## [Task description]
Using the listing below, select the lines with the word "name" and copy them.

[Available data Boundary: Start]

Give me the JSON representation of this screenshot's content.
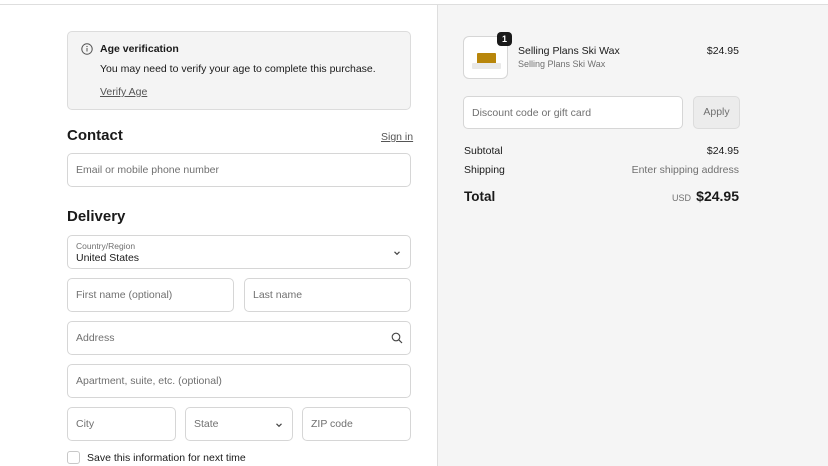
{
  "notice": {
    "title": "Age verification",
    "message": "You may need to verify your age to complete this purchase.",
    "link": "Verify Age"
  },
  "contact": {
    "title": "Contact",
    "signin": "Sign in",
    "email_placeholder": "Email or mobile phone number"
  },
  "delivery": {
    "title": "Delivery",
    "country_label": "Country/Region",
    "country_value": "United States",
    "first_name_placeholder": "First name (optional)",
    "last_name_placeholder": "Last name",
    "address_placeholder": "Address",
    "apartment_placeholder": "Apartment, suite, etc. (optional)",
    "city_placeholder": "City",
    "state_placeholder": "State",
    "zip_placeholder": "ZIP code",
    "save_info_label": "Save this information for next time"
  },
  "summary": {
    "item": {
      "quantity": "1",
      "name": "Selling Plans Ski Wax",
      "variant": "Selling Plans Ski Wax",
      "price": "$24.95"
    },
    "discount_placeholder": "Discount code or gift card",
    "apply_label": "Apply",
    "subtotal_label": "Subtotal",
    "subtotal_value": "$24.95",
    "shipping_label": "Shipping",
    "shipping_value": "Enter shipping address",
    "total_label": "Total",
    "total_currency": "USD",
    "total_value": "$24.95"
  },
  "colors": {
    "accent": "#1a1a1a",
    "muted": "#707070",
    "summary_bg": "#f5f5f5"
  }
}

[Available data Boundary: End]

## [Solution to the problem]
    "first_name_placeholder": "First name (optional)",
    "last_name_placeholder": "Last name",
      "name": "Selling Plans Ski Wax",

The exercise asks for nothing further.